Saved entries
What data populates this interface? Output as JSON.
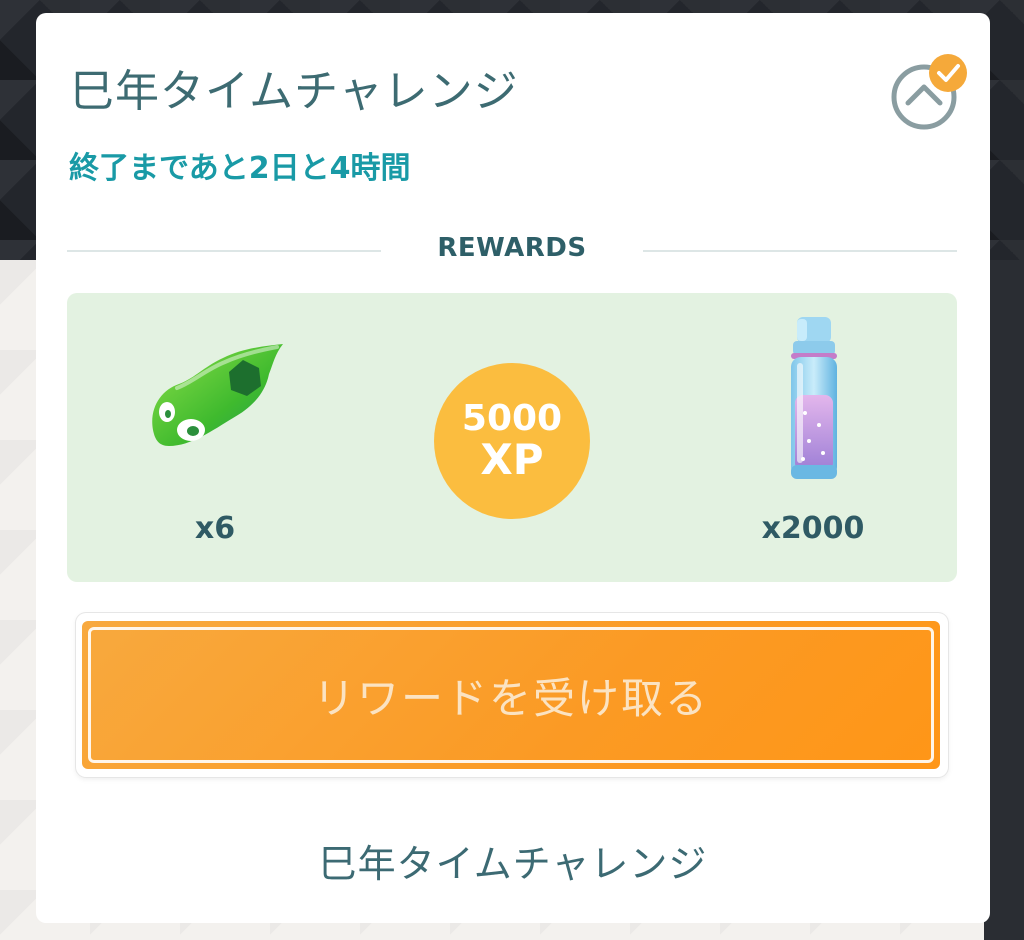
{
  "challenge": {
    "title": "巳年タイムチャレンジ",
    "time_remaining": "終了まであと2日と4時間"
  },
  "rewards": {
    "heading": "REWARDS",
    "items": [
      {
        "icon": "snake-scale-icon",
        "count": "x6"
      },
      {
        "icon": "xp-icon",
        "amount": "5000",
        "unit": "XP"
      },
      {
        "icon": "stardust-jar-icon",
        "count": "x2000"
      }
    ]
  },
  "claim_button": {
    "label": "リワードを受け取る"
  },
  "footer": {
    "title": "巳年タイムチャレンジ"
  },
  "colors": {
    "title": "#3d6b72",
    "subtitle": "#199aa6",
    "panel_bg": "#e3f2e1",
    "xp_circle": "#fbbd3f",
    "claim_button": "#fb9a24",
    "check_badge": "#f5a93a"
  }
}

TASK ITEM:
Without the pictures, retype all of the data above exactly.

TASK SOLUTION:
What data populates this interface? Output as JSON.
{
  "challenge": {
    "title": "巳年タイムチャレンジ",
    "time_remaining": "終了まであと2日と4時間"
  },
  "rewards": {
    "heading": "REWARDS",
    "items": [
      {
        "icon": "snake-scale-icon",
        "count": "x6"
      },
      {
        "icon": "xp-icon",
        "amount": "5000",
        "unit": "XP"
      },
      {
        "icon": "stardust-jar-icon",
        "count": "x2000"
      }
    ]
  },
  "claim_button": {
    "label": "リワードを受け取る"
  },
  "footer": {
    "title": "巳年タイムチャレンジ"
  },
  "colors": {
    "title": "#3d6b72",
    "subtitle": "#199aa6",
    "panel_bg": "#e3f2e1",
    "xp_circle": "#fbbd3f",
    "claim_button": "#fb9a24",
    "check_badge": "#f5a93a"
  }
}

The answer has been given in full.